_ENTRIES SUPPLIED:_
******

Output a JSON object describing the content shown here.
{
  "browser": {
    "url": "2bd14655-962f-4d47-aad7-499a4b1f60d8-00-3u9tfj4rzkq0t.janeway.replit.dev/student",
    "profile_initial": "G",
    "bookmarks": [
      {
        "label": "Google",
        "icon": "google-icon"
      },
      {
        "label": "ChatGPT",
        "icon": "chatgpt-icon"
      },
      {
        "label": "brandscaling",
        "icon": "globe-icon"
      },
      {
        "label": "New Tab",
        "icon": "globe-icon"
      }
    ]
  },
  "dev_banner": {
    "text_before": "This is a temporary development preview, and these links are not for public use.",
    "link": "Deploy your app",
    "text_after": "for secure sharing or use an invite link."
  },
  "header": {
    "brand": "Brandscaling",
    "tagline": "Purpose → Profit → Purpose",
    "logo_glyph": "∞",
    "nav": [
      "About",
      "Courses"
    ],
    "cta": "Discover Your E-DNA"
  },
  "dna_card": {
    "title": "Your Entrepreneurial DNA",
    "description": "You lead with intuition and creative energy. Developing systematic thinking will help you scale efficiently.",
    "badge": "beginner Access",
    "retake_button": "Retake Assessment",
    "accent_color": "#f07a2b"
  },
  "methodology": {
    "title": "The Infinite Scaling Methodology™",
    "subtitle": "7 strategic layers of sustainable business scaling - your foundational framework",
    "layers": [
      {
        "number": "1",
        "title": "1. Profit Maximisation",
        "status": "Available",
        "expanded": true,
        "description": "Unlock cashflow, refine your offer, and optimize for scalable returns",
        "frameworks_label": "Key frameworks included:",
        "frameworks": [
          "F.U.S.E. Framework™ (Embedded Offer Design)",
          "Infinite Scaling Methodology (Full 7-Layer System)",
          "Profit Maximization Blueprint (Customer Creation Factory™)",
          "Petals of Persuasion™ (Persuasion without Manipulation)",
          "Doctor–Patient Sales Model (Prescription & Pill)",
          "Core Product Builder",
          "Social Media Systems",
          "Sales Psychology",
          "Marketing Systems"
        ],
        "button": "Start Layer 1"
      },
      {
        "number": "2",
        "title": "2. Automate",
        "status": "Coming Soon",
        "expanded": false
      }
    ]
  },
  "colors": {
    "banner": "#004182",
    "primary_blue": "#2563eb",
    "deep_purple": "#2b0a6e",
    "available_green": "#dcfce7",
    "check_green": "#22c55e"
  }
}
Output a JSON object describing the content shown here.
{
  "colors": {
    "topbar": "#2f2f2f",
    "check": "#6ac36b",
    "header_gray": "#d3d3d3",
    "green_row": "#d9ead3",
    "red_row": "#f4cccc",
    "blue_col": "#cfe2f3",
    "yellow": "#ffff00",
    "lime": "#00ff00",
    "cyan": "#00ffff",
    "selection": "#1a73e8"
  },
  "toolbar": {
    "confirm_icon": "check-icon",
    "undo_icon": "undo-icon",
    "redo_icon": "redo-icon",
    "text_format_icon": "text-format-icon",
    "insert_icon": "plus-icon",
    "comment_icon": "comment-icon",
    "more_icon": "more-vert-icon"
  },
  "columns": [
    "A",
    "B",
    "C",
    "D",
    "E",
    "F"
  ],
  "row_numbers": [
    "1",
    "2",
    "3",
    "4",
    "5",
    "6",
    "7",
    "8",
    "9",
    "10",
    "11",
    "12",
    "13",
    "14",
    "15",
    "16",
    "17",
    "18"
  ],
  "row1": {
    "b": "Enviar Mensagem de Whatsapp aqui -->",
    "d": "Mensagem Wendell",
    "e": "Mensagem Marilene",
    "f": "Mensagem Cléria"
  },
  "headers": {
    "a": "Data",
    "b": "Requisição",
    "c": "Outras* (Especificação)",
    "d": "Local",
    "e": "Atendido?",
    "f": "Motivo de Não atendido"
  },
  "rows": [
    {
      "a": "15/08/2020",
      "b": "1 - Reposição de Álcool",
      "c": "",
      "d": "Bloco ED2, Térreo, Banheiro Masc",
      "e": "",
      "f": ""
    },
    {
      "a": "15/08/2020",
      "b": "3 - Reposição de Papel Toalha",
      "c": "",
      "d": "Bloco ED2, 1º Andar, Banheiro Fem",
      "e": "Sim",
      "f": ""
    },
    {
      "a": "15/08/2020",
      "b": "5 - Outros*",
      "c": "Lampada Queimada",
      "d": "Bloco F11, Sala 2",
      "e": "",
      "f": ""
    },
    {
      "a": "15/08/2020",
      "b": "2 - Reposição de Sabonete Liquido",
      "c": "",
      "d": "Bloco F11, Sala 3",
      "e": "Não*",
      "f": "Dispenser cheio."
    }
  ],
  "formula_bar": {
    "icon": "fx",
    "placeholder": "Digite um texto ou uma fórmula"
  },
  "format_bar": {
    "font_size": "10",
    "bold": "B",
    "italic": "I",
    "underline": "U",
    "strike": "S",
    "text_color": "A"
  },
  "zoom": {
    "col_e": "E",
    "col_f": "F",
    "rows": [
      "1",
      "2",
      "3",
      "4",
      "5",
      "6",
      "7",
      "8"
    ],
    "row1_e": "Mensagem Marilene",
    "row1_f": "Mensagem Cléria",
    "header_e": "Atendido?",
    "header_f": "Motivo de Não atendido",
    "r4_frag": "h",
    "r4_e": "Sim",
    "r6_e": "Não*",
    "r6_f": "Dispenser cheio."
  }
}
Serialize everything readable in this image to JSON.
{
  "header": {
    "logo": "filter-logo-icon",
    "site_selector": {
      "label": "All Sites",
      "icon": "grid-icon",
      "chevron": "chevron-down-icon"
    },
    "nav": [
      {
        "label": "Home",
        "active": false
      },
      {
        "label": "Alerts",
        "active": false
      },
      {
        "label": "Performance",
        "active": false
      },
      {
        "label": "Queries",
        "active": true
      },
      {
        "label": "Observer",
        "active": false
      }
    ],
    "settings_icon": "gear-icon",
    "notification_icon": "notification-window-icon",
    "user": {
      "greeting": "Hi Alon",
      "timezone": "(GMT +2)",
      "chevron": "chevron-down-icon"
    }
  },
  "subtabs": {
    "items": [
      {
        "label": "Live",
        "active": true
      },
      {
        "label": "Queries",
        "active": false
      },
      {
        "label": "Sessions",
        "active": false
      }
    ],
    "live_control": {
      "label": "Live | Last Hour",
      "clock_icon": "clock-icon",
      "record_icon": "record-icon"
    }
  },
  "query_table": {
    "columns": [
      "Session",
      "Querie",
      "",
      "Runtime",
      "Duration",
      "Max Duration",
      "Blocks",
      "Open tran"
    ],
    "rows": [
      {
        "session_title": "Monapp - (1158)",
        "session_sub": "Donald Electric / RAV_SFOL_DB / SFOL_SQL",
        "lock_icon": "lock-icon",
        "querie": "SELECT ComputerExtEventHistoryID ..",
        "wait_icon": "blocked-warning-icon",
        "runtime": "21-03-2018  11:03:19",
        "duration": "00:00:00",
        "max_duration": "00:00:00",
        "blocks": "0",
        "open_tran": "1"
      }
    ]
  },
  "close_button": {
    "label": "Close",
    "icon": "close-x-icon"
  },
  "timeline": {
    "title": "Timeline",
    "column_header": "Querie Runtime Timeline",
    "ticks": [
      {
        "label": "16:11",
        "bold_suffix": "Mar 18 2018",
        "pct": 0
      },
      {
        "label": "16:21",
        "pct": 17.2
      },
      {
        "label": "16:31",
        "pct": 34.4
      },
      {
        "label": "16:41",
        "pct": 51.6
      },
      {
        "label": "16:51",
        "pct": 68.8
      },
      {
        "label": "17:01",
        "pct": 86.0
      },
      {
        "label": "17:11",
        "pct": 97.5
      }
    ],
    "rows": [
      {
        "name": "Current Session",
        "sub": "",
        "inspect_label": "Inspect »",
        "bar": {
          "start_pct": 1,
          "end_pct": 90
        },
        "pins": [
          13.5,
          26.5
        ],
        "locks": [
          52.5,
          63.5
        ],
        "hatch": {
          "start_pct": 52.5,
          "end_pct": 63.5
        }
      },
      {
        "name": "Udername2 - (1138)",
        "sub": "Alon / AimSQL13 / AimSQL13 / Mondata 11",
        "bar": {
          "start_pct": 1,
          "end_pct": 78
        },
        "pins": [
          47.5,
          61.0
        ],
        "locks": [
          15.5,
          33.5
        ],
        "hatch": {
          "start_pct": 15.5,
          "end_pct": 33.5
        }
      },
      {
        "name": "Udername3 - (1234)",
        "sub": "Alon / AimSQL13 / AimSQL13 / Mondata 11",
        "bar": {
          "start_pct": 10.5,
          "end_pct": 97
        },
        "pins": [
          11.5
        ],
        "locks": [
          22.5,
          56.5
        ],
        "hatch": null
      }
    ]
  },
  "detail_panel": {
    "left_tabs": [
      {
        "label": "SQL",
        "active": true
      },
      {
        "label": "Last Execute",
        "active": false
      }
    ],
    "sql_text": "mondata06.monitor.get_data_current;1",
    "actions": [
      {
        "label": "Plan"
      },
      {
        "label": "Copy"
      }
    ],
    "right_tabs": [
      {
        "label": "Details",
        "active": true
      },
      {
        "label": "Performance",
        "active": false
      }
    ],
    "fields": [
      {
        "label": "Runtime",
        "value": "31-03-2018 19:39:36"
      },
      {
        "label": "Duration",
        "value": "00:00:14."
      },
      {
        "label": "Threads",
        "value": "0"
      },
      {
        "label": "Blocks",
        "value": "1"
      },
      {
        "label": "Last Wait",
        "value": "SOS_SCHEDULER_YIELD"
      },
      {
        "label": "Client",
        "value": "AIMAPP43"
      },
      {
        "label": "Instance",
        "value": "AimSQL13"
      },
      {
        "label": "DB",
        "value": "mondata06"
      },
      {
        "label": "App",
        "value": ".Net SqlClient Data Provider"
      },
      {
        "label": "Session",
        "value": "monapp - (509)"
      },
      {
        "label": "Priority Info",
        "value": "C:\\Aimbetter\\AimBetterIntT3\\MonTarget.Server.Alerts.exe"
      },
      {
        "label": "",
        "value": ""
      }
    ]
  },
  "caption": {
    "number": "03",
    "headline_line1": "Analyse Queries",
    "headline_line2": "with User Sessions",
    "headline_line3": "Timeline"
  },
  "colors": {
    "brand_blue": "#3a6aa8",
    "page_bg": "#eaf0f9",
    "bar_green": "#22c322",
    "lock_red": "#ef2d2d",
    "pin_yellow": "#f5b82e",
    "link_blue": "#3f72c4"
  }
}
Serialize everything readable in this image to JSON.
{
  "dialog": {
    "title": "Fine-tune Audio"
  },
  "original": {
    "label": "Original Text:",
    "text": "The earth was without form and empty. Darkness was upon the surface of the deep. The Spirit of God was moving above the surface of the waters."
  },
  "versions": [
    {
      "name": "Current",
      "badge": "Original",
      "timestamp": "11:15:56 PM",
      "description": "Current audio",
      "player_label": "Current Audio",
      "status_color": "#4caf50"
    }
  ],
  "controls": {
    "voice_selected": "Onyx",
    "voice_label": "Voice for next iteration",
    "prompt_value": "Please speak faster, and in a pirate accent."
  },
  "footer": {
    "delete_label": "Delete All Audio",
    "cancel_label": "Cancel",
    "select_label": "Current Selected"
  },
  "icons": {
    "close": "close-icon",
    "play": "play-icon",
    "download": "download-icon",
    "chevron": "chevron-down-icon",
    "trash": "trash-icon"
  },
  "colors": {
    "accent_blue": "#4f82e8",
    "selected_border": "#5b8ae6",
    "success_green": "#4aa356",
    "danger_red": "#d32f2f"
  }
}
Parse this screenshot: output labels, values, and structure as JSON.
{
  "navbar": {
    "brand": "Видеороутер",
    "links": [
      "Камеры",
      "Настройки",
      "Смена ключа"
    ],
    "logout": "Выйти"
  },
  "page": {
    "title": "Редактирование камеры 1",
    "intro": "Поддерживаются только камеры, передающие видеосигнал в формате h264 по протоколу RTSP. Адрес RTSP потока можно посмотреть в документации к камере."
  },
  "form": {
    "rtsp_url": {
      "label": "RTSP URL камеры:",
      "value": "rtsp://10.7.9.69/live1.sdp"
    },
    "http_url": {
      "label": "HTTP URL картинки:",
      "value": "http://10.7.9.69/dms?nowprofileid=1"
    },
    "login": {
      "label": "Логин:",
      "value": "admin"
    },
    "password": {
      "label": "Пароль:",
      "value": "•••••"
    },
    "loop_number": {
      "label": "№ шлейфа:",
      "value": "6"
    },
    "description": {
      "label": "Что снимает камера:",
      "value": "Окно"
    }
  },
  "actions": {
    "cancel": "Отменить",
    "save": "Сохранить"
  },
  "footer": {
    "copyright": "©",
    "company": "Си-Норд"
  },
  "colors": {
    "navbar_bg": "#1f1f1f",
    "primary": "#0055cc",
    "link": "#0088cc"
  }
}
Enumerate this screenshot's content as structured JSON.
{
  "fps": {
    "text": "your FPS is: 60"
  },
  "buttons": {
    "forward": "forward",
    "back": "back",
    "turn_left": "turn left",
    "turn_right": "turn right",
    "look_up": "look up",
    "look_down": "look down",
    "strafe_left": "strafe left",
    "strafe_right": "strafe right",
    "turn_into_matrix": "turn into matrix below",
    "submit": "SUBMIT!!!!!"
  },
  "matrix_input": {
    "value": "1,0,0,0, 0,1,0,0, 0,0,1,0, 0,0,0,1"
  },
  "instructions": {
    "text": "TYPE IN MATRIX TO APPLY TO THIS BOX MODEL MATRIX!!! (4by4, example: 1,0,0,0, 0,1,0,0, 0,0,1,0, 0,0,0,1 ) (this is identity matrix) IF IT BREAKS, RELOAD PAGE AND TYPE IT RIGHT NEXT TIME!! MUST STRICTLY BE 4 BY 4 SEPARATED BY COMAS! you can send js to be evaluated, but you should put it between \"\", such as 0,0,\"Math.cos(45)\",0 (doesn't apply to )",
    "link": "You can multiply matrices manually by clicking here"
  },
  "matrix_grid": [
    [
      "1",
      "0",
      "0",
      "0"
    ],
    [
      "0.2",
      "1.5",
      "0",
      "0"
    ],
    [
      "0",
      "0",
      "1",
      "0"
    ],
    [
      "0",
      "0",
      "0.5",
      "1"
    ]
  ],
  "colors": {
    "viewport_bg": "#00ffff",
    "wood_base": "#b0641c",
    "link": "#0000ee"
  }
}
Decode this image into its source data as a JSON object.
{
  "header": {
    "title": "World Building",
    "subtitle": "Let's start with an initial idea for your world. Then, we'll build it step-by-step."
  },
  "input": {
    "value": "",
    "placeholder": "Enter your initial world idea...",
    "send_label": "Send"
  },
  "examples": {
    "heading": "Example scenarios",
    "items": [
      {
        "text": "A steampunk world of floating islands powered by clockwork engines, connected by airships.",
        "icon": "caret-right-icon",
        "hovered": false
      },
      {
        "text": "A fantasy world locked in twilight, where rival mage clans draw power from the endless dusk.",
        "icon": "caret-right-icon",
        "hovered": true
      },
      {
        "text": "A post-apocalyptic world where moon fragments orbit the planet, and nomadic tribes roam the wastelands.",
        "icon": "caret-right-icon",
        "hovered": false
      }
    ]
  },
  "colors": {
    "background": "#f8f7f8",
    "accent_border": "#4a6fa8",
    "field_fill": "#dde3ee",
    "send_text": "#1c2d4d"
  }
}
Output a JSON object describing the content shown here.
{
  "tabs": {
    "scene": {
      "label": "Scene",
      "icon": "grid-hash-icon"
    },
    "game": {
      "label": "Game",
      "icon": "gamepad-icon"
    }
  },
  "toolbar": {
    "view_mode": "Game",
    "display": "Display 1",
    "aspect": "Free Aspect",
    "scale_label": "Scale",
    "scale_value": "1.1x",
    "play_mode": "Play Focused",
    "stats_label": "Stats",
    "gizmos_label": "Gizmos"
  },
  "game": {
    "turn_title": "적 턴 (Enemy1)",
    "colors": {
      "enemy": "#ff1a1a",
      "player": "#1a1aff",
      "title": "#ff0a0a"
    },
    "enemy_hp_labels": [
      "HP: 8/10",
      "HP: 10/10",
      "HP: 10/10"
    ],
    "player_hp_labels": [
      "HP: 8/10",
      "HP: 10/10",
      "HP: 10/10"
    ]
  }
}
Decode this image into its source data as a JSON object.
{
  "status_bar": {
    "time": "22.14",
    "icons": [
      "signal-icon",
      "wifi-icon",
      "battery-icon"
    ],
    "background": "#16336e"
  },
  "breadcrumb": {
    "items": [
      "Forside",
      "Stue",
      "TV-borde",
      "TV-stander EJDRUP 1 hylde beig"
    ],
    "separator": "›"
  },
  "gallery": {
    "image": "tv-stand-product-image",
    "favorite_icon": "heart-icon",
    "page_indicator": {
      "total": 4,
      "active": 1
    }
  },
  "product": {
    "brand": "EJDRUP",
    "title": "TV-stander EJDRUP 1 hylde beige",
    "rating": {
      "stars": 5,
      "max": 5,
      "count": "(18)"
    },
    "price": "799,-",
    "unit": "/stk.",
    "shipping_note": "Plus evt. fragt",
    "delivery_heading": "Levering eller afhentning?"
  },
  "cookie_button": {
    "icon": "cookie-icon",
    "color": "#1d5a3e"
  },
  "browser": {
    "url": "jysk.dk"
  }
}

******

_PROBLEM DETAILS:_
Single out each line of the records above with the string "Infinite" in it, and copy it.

_SOLVED EXERCISE:_
    "title": "The Infinite Scaling Methodology™",
          "Infinite Scaling Methodology (Full 7-Layer System)",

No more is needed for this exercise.